Another good indication of this preference for flexibility is the level of home and hybrid working. Working from home exclusively increases with age and is particularly important for the post-65 age groups. The shifts in employer attitudes throughout the pandemic therefore provide a good opportunity here. 

We also find a clear relationship between perception of career progression opportunities and age, with almost 22% of the oldest employees strongly disagree that their job offers good opportunities for career progression. Similarly, we see older workers participating less in training. Much of this is a reflection of the stage of an employee’s career. However, it can also point to gaps in skills development opportunities – on an employer as well as public policy level. The CIPD has long argued that skills investment needs rebalancing, with lifelong learning given much more prominence in light of the economic trends on the horizon. 

Furthermore, we find older people have the lowest rates of formal qualifications. Formal qualifications are not, of course, a direct proxy for skills. This change represents increased time in education for more recent generations, including higher participation in tertiary education. Older workers are therefore less likely to apply for vacancies advertised with formal qualification requirements. Skills-based requirement is therefore a real opportunity to tap into this cohort. 

Lastly, both long-term illness and disability increase with age, with implications for the world of work.

Around one in four workers are reaching the point at which a health condition limits the work they can do before they reach retirement age. Some will exit the labour market early while others will be limited in the kind and amount of work they can do. Employers have a key role to play here, especially by making reasonable adjustments that facilitate people working with a health condition. 

What does it all mean for employers and policy-makers? 

People are living longer, and the proportion of older workers in the Scottish workforce is increasing. This means that employers will need to improve how they attract, manage and develop people as they age. This is particularly the case against a backdrop of technological change, rising skill and labour shortages, and more restrictive immigration policies. The analysis in our report suggests that there are three key areas where change would help retain and recruit older workers – flexibility, health and wellbeing and skills and training. 

Flexibility: Older workers are even more likely to value flexibility than their younger colleagues and are more likely to want to work fewer hours, as evidenced by higher rates of homeworking, part-time working, and self-employment. Older people are also much more likely to have caring responsibilities. This underlines the importance of ensuring employers take steps to increase the availability and range of flexibility as a means of both attracting and retaining workers as they get older. 
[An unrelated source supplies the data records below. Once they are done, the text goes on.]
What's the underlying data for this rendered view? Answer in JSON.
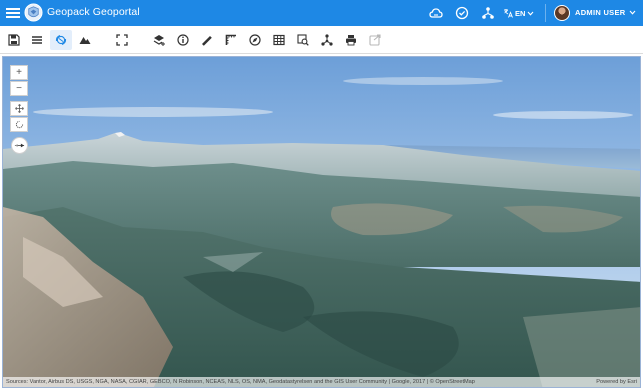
{
  "app": {
    "title": "Geopack Geoportal"
  },
  "header": {
    "language": "EN",
    "user_name": "ADMIN USER"
  },
  "toolbar": {
    "buttons": [
      {
        "icon": "save-icon"
      },
      {
        "icon": "list-icon"
      },
      {
        "icon": "globe-rotate-icon",
        "active": true
      },
      {
        "icon": "terrain-icon"
      },
      {
        "icon": "fullscreen-icon"
      },
      {
        "icon": "layers-add-icon"
      },
      {
        "icon": "info-icon"
      },
      {
        "icon": "ruler-icon"
      },
      {
        "icon": "measure-area-icon"
      },
      {
        "icon": "compass-icon"
      },
      {
        "icon": "table-icon"
      },
      {
        "icon": "search-layer-icon"
      },
      {
        "icon": "network-icon"
      },
      {
        "icon": "print-icon"
      },
      {
        "icon": "export-icon",
        "disabled": true
      }
    ]
  },
  "map_controls": {
    "zoom_in": "+",
    "zoom_out": "−"
  },
  "attribution": {
    "sources": "Sources: Vantor, Airbus DS, USGS, NGA, NASA, CGIAR, GEBCO, N Robinson, NCEAS, NLS, OS, NMA, Geodatastyrelsen and the GIS User Community | Google, 2017 | © OpenStreetMap",
    "powered": "Powered by Esri"
  },
  "colors": {
    "appbar": "#1e88e5",
    "accent": "#1e88e5"
  }
}
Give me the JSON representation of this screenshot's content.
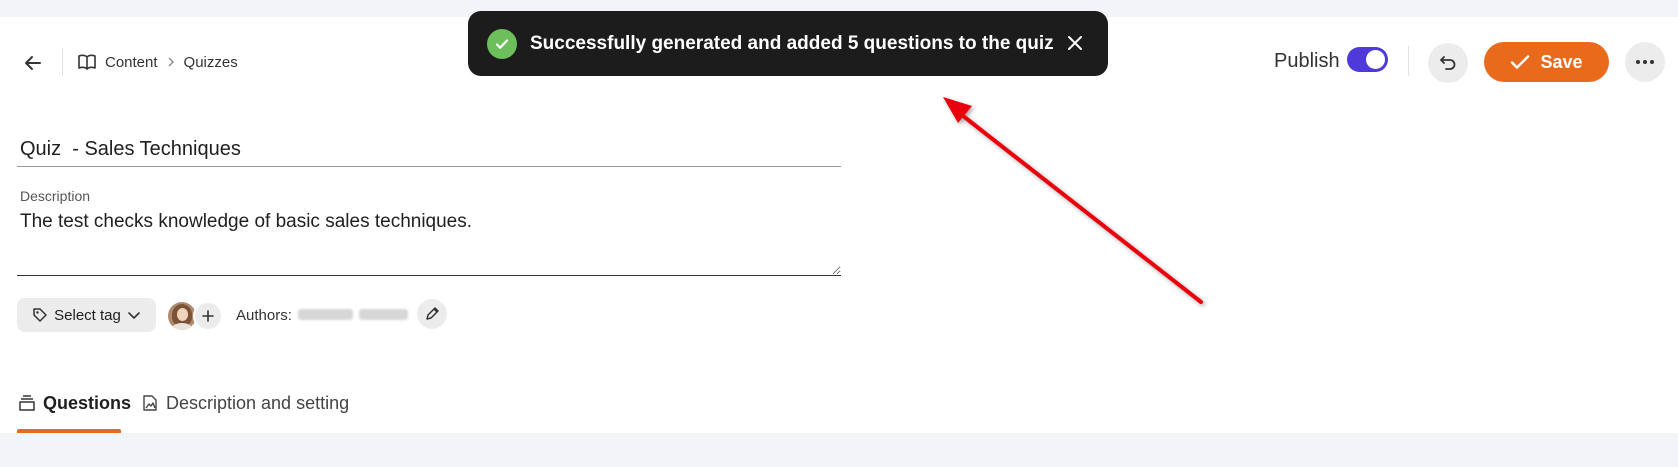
{
  "header": {
    "breadcrumb": [
      {
        "label": "Content"
      },
      {
        "label": "Quizzes"
      }
    ]
  },
  "toast": {
    "message": "Successfully generated and added 5 questions to the quiz"
  },
  "actions": {
    "publish_label": "Publish",
    "publish_on": true,
    "save_label": "Save"
  },
  "form": {
    "title_value": "Quiz  - Sales Techniques",
    "description_label": "Description",
    "description_value": "The test checks knowledge of basic sales techniques.",
    "tag_button_label": "Select tag",
    "authors_label": "Authors:"
  },
  "tabs": [
    {
      "label": "Questions",
      "active": true
    },
    {
      "label": "Description and setting",
      "active": false
    }
  ],
  "colors": {
    "accent": "#ea6a1c",
    "toggle": "#4d3ad8",
    "toast_bg": "#1c1c1c",
    "success": "#6cbf5a",
    "annotation_arrow": "#e8000b"
  }
}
Health and wellbeing: Flexible working can help older workers affected by health conditions remain in employment or find suitable work. More than half of workers have a long-term health condition by the time they reach 60, and a third are affected by some form of disability. While only a quarter of older workers over 60 say that their health limits the type or amount of work that they can do, too many workers leave employment by this age because of poor health. Employers and policy-makers must take steps to support the health of workers throughout their working lives, to maximise their chances of enjoying a healthy and active life as they get older. 

Skills and training: Another area where a holistic focus by employers will benefit workers across the age spectrum is access to training and development. Our report shows that older workers are most likely to disagree that there are good opportunities for progression in their role and are also less likely to take part in formal off-the-job training. Employers, and particularly managers, should guard against assumptions that older workers are less likely to be interested in training or career progression. The impact of technology on jobs will increasingly mean workers will need to upskill or reskill at different stages in their career.